**INFORMATION SUPPLIED**
┄┄┄┄┄┄┄┄┄┄

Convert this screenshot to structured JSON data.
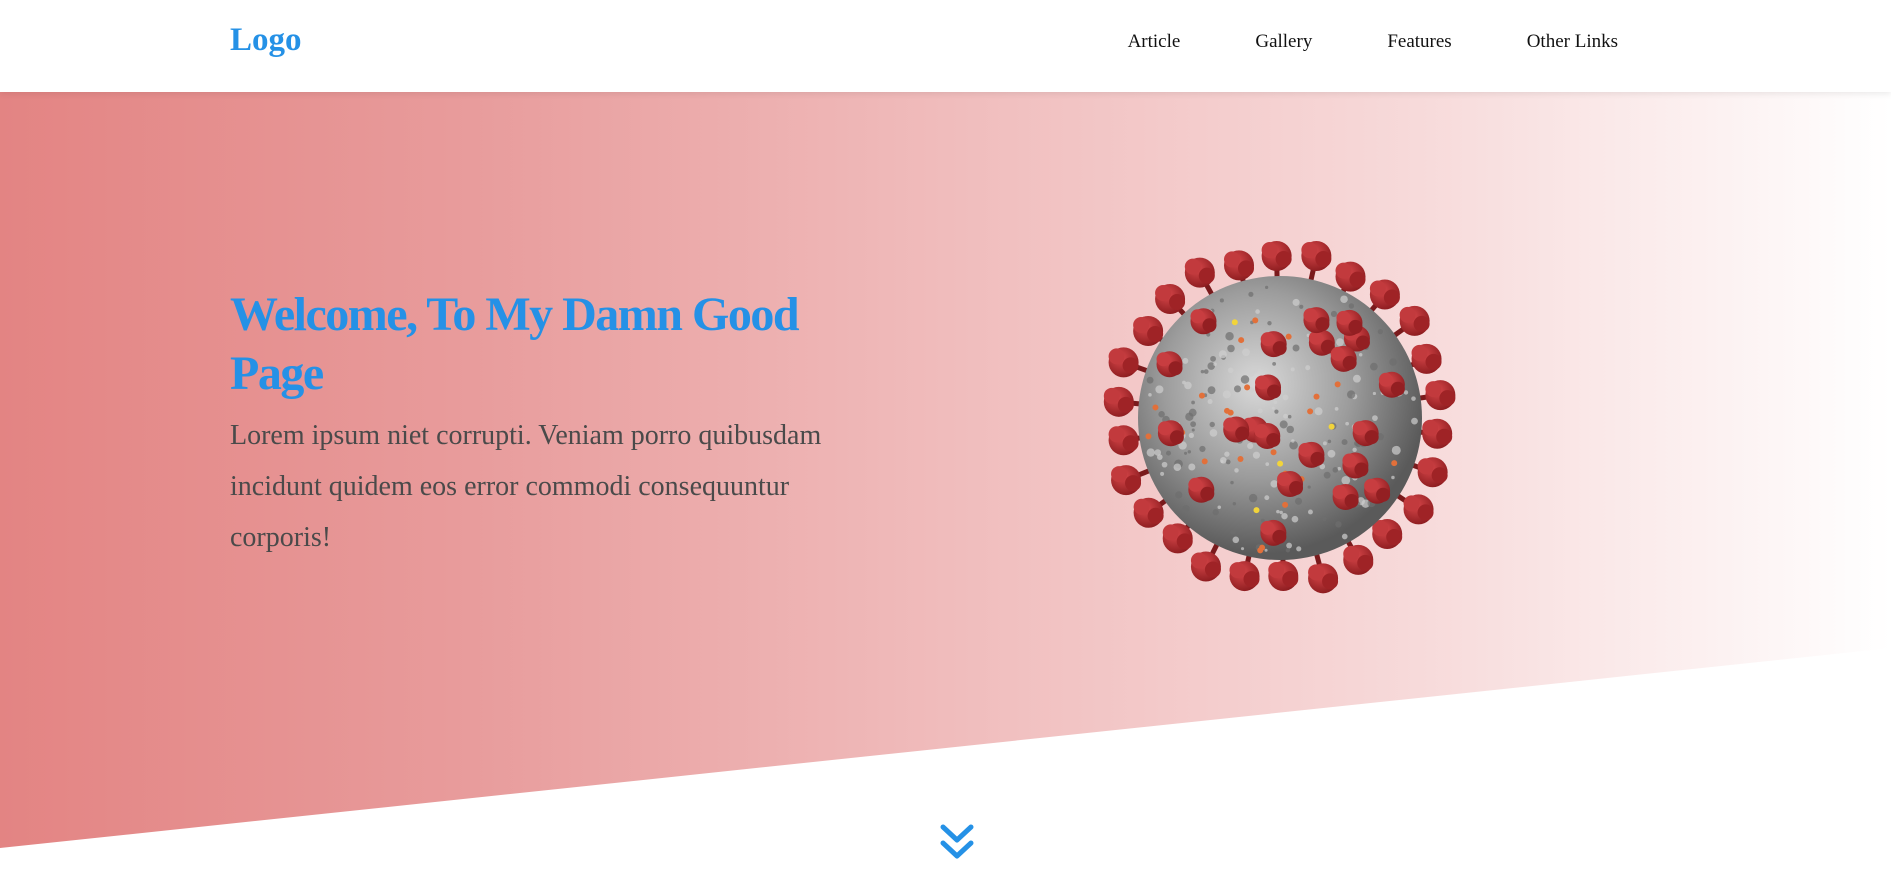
{
  "header": {
    "logo": "Logo",
    "nav": [
      {
        "label": "Article"
      },
      {
        "label": "Gallery"
      },
      {
        "label": "Features"
      },
      {
        "label": "Other Links"
      }
    ]
  },
  "hero": {
    "title": "Welcome, To My Damn Good Page",
    "text": "Lorem ipsum niet corrupti. Veniam porro quibusdam incidunt quidem eos error commodi consequuntur corporis!",
    "image": "coronavirus-illustration"
  },
  "scroll_icon": "double-chevron-down-icon",
  "colors": {
    "accent": "#2591e6",
    "hero_gradient_start": "#e38483",
    "hero_gradient_end": "#ffffff",
    "virus_spike": "#b0292d",
    "virus_body": "#9a9a9a"
  }
}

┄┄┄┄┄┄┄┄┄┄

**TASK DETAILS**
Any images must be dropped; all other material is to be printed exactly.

**RESPONSE FOR THIS EXERCISE**
Convert this screenshot to structured JSON data.
{
  "header": {
    "logo": "Logo",
    "nav": [
      {
        "label": "Article"
      },
      {
        "label": "Gallery"
      },
      {
        "label": "Features"
      },
      {
        "label": "Other Links"
      }
    ]
  },
  "hero": {
    "title": "Welcome, To My Damn Good Page",
    "text": "Lorem ipsum niet corrupti. Veniam porro quibusdam incidunt quidem eos error commodi consequuntur corporis!",
    "image": "coronavirus-illustration"
  },
  "scroll_icon": "double-chevron-down-icon",
  "colors": {
    "accent": "#2591e6",
    "hero_gradient_start": "#e38483",
    "hero_gradient_end": "#ffffff",
    "virus_spike": "#b0292d",
    "virus_body": "#9a9a9a"
  }
}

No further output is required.